Your assignment -
Write out the listing below word for word.

☆ ☆ ☆ ☆ ☆ ☆ ☆

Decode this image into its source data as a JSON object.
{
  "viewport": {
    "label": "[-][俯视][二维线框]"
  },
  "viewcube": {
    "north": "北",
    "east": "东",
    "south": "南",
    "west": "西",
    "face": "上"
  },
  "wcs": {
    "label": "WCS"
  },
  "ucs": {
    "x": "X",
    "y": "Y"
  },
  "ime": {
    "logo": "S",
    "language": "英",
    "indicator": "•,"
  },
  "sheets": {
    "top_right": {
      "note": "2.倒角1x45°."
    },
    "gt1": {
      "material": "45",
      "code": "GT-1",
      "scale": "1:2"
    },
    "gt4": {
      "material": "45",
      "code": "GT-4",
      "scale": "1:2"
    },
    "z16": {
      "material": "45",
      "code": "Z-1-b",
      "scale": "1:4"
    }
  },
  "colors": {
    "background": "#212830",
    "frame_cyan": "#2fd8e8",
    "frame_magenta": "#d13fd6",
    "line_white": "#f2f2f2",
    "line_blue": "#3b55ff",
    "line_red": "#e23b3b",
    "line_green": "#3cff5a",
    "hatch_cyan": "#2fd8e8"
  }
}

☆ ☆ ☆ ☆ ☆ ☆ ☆

Exercise response -
Decode this image into its source data as a JSON object.
{
  "viewport": {
    "label": "[-][俯视][二维线框]"
  },
  "viewcube": {
    "north": "北",
    "east": "东",
    "south": "南",
    "west": "西",
    "face": "上"
  },
  "wcs": {
    "label": "WCS"
  },
  "ucs": {
    "x": "X",
    "y": "Y"
  },
  "ime": {
    "logo": "S",
    "language": "英",
    "indicator": "•,"
  },
  "sheets": {
    "top_right": {
      "note": "2.倒角1x45°."
    },
    "gt1": {
      "material": "45",
      "code": "GT-1",
      "scale": "1:2"
    },
    "gt4": {
      "material": "45",
      "code": "GT-4",
      "scale": "1:2"
    },
    "z16": {
      "material": "45",
      "code": "Z-1-b",
      "scale": "1:4"
    }
  },
  "colors": {
    "background": "#212830",
    "frame_cyan": "#2fd8e8",
    "frame_magenta": "#d13fd6",
    "line_white": "#f2f2f2",
    "line_blue": "#3b55ff",
    "line_red": "#e23b3b",
    "line_green": "#3cff5a",
    "hatch_cyan": "#2fd8e8"
  }
}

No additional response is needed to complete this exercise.